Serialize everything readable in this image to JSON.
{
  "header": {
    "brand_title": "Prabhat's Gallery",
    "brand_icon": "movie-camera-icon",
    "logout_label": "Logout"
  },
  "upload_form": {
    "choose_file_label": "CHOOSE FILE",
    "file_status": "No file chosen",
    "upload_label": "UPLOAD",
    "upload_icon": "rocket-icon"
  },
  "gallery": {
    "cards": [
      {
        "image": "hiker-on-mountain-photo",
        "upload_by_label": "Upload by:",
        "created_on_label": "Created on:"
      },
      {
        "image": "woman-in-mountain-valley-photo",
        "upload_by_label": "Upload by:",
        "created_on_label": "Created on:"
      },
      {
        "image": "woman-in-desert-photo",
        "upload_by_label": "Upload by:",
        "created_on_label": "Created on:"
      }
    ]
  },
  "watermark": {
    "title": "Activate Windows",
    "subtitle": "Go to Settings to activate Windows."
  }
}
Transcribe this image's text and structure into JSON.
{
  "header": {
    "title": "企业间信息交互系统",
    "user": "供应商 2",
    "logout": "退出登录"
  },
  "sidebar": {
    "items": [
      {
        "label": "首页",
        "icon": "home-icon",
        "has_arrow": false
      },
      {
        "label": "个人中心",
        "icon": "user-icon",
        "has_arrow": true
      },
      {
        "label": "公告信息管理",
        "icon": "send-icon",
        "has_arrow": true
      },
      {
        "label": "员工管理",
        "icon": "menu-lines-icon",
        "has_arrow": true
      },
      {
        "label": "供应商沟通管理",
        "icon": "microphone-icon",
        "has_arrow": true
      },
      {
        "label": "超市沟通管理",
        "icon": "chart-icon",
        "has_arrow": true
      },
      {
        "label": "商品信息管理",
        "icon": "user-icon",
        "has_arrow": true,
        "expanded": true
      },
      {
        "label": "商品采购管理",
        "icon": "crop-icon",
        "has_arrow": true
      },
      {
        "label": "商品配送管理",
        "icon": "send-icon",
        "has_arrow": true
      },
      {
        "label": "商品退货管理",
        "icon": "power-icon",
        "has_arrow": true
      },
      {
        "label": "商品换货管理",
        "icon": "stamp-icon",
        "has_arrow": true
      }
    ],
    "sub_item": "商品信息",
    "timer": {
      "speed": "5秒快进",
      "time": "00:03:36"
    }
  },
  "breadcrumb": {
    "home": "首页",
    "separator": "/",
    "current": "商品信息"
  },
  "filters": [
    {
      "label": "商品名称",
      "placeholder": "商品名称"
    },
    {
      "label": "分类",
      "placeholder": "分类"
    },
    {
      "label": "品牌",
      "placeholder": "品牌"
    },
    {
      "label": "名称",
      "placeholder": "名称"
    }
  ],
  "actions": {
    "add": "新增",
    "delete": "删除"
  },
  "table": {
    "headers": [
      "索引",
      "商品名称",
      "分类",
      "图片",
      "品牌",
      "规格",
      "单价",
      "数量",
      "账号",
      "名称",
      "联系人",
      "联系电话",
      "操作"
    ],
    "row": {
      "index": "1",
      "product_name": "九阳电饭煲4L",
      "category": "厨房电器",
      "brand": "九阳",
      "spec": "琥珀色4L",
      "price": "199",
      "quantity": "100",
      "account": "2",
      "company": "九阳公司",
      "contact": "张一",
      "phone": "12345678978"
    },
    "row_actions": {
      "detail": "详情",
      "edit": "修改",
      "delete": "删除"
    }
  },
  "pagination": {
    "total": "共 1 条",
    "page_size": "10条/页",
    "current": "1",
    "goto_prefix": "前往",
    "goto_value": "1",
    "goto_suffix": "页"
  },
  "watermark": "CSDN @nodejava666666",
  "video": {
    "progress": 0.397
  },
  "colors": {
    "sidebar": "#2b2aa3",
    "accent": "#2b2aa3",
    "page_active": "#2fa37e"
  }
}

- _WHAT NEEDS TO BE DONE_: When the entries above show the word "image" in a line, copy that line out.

- _RESPONSE AREA_:
Serialize everything readable in this image to JSON.
        "image": "hiker-on-mountain-photo",
        "image": "woman-in-mountain-valley-photo",
        "image": "woman-in-desert-photo",
Transcribe this image's text and structure into JSON.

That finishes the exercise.